“Hey! What are you doing? Miss, are you alright?! Miss! Are you alright?!” an officer shouted from behind the light.
Being completely alright, my girlfriend turned around startled and confused. I was also startled, but being the only Black person in five blocks, I was not confused. I was angry. It is infuriating to be reminded once again that the police so often see the color of my skin as a signifier of crime. In this case, potential robbery or perhaps attempted rape.
I do not have words to express the frustration and rage I feel knowing that even though I am not living in the 1800s and not running through the woods escaping a plantation, I am nonetheless, in this moment, held to account for my presence by white men with searchlights and badges and guns because they view my skin color as a threat to a white woman. Again.
I stayed silent. My girlfriend told them she was alright. They drove off. She cursed after them. We went inside. I felt lucky.
About a year later I was returning home from a run. It was mid-afternoon on a hot summer day. I got to the corner of my street and saw a white friend I hadn’t seen for a while. We were standing there talking when a car pulled up across the street. The driver called me over. As I got closer it became clear that he was a plainclothes cop who thought he was more undercover than he was. He tried to buy drugs from me.
Now, here’s a little fun trivia about me: I’ve never taken any drugs. I’ve never smoked a joint. I’ve never even had a drop of alcohol. I know, it’s weird and unlikely on its own. He couldn’t possibly have known how completely stupid it was to specifically ask me for drugs. He couldn’t have known that he’d actually have a better chance of purchasing drugs by dialing a random number on his phone. But he could have easily figured out that I’m not a drug dealer. He could’ve just looked at my running shoes and my running shorts and the sweat covering my entire body and the very popular running path directly behind me and, well, let’s just say it shouldn’t take a detective to figure it out.

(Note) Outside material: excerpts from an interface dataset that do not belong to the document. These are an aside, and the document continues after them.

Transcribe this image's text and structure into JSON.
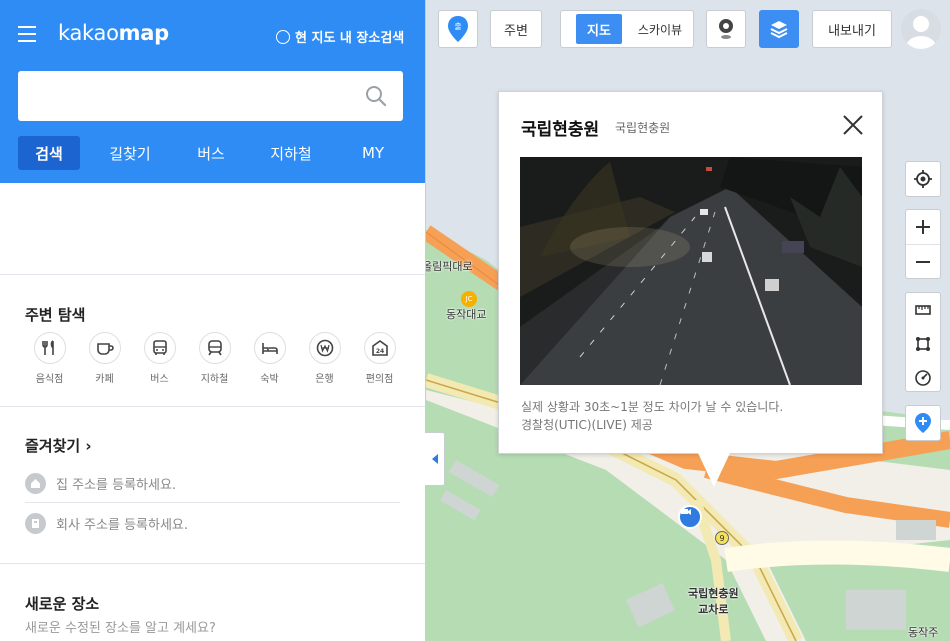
{
  "sidebar": {
    "logo_light": "kakao",
    "logo_bold": "map",
    "area_search_label": "현 지도 내 장소검색",
    "search_placeholder": "",
    "tabs": [
      {
        "label": "검색"
      },
      {
        "label": "길찾기"
      },
      {
        "label": "버스"
      },
      {
        "label": "지하철"
      },
      {
        "label": "MY"
      }
    ],
    "nearby_title": "주변 탐색",
    "categories": [
      {
        "label": "음식점",
        "icon": "restaurant-icon"
      },
      {
        "label": "카페",
        "icon": "cafe-icon"
      },
      {
        "label": "버스",
        "icon": "bus-icon"
      },
      {
        "label": "지하철",
        "icon": "subway-icon"
      },
      {
        "label": "숙박",
        "icon": "lodging-icon"
      },
      {
        "label": "은행",
        "icon": "bank-icon"
      },
      {
        "label": "편의점",
        "icon": "convenience-store-icon"
      }
    ],
    "favorites_title": "즐겨찾기 ›",
    "home_text": "집 주소를 등록하세요.",
    "work_text": "회사 주소를 등록하세요.",
    "new_place_title": "새로운 장소",
    "new_place_desc": "새로운 수정된 장소를 알고 계세요?"
  },
  "toolbar": {
    "start_label": "출",
    "nearby_label": "주변",
    "map_label": "지도",
    "skyview_label": "스카이뷰",
    "export_label": "내보내기"
  },
  "popup": {
    "title": "국립현충원",
    "subtitle": "국립현충원",
    "note": "실제 상황과 30초~1분 정도 차이가 날 수 있습니다.",
    "source": "경찰청(UTIC)(LIVE) 제공"
  },
  "map_labels": {
    "daero": "올림픽대로",
    "jc": "JC",
    "bridge": "동작대교",
    "intersection_line1": "국립현충원",
    "intersection_line2": "교차로",
    "dongjak": "동작주",
    "route_num": "9"
  },
  "colors": {
    "brand_blue": "#2f8cf5",
    "active_tab": "#1c64cf",
    "road_orange": "#f6a055",
    "park_green": "#b6dcb4"
  }
}
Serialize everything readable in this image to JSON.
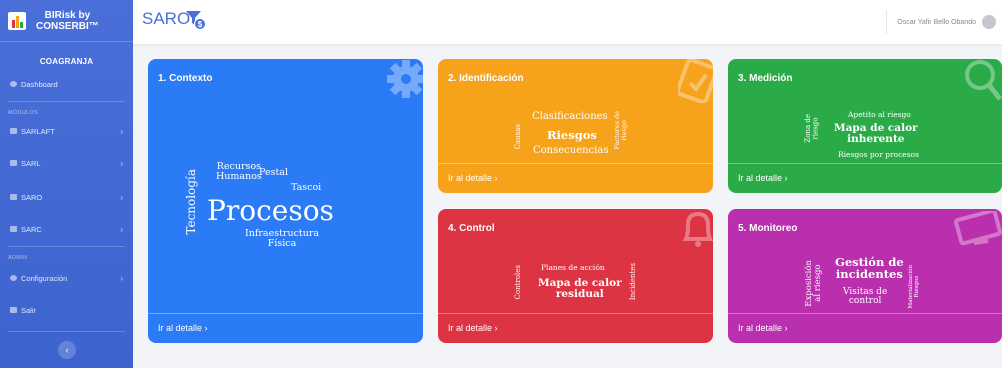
{
  "brand": {
    "line1": "BIRisk by",
    "line2": "CONSERBI™"
  },
  "sidebar": {
    "org": "COAGRANJA",
    "dashboard": "Dashboard",
    "modules_label": "MÓDULOS",
    "modules": [
      "SARLAFT",
      "SARL",
      "SARO",
      "SARC"
    ],
    "admin_label": "ADMIN",
    "config": "Configuración",
    "logout": "Salir",
    "collapse": "‹"
  },
  "header": {
    "title": "SARO",
    "badge": "$",
    "user": "Oscar Yafir Bello Obando"
  },
  "footer_link": "Ir al detalle ›",
  "colors": {
    "contexto": "#2b7bf7",
    "identificacion": "#f7a21b",
    "medicion": "#2bab48",
    "control": "#dd3444",
    "monitoreo": "#ba2fae",
    "sidebar": "#4a6fd8"
  },
  "cards": {
    "contexto": {
      "title": "1. Contexto",
      "icon": "gear-icon",
      "words": {
        "recursos": "Recursos\nHumanos",
        "pestal": "Pestal",
        "tascoi": "Tascoi",
        "tecnologia": "Tecnología",
        "procesos": "Procesos",
        "infra": "Infraestructura\nFísica"
      }
    },
    "identificacion": {
      "title": "2. Identificación",
      "icon": "checklist-icon",
      "words": {
        "causas": "Causas",
        "clasif": "Clasificaciones",
        "riesgos": "Riesgos",
        "consec": "Consecuencias",
        "factores": "Factores de\nriesgo"
      }
    },
    "medicion": {
      "title": "3. Medición",
      "icon": "magnifier-icon",
      "words": {
        "zona": "Zona de\nriesgo",
        "apetito": "Apetito al riesgo",
        "mapa": "Mapa de calor\ninherente",
        "porproc": "Riesgos por procesos"
      }
    },
    "control": {
      "title": "4. Control",
      "icon": "bell-icon",
      "words": {
        "controles": "Controles",
        "planes": "Planes de acción",
        "mapa": "Mapa de calor\nresidual",
        "incidentes": "Incidentes"
      }
    },
    "monitoreo": {
      "title": "5. Monitoreo",
      "icon": "monitor-icon",
      "words": {
        "exposicion": "Exposición\nal riesgo",
        "gestion": "Gestión de\nincidentes",
        "visitas": "Visitas de\ncontrol",
        "material": "Materialización\nRiesgos"
      }
    }
  }
}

I told the officer he’d have a better chance with any random white person and he went on his way. And I was left with another reminder that my skin signifies crime.
About a year later, I woke up one morning to find my vehicle had been broken into. There was damage. In order to file a claim, my insurance company needed a police report. Do you think I called the police? Before you answer, remember we’re forgetting the entirety of American policing history as well as 37 of the 39 times I’ve been personally stopped by police. We’re going entirely on my experience with whatever random officers just happened to see me on my own street.
You can probably guess that I did not. Instead I went door to door and told all my neighbors what happened. Many of them asked why I didn’t call the police. I didn’t respond by telling them about the history of American policing. Nor did I tell them about any of the 39 times I’ve been stopped — not even the times I was standing still. Instead I explained that calling the police will result in more patrols. These patrols will be looking for someone who appears to them to not belong in this neighborhood. And since I am a musician who comes home late at night and is often unloading things from the back of my vehicle and, you know, the only Black person in five blocks … None of my neighbors needed me to finish that sentence.
In the end, yes, it is about trust, and like my father and his father and his father before him, I trust that the police will see me as a threat. The reality is that I cannot forget the history of American policing any more than I can ignore the 39 times I have been a part of it. If these protests have shown us anything, it’s that none of us can afford to pretend otherwise any longer.
Samuel James is an internationally renowned bluesman and storyteller, as well as a locally known filmmaker. He can be reached at firstname.lastname@example.org.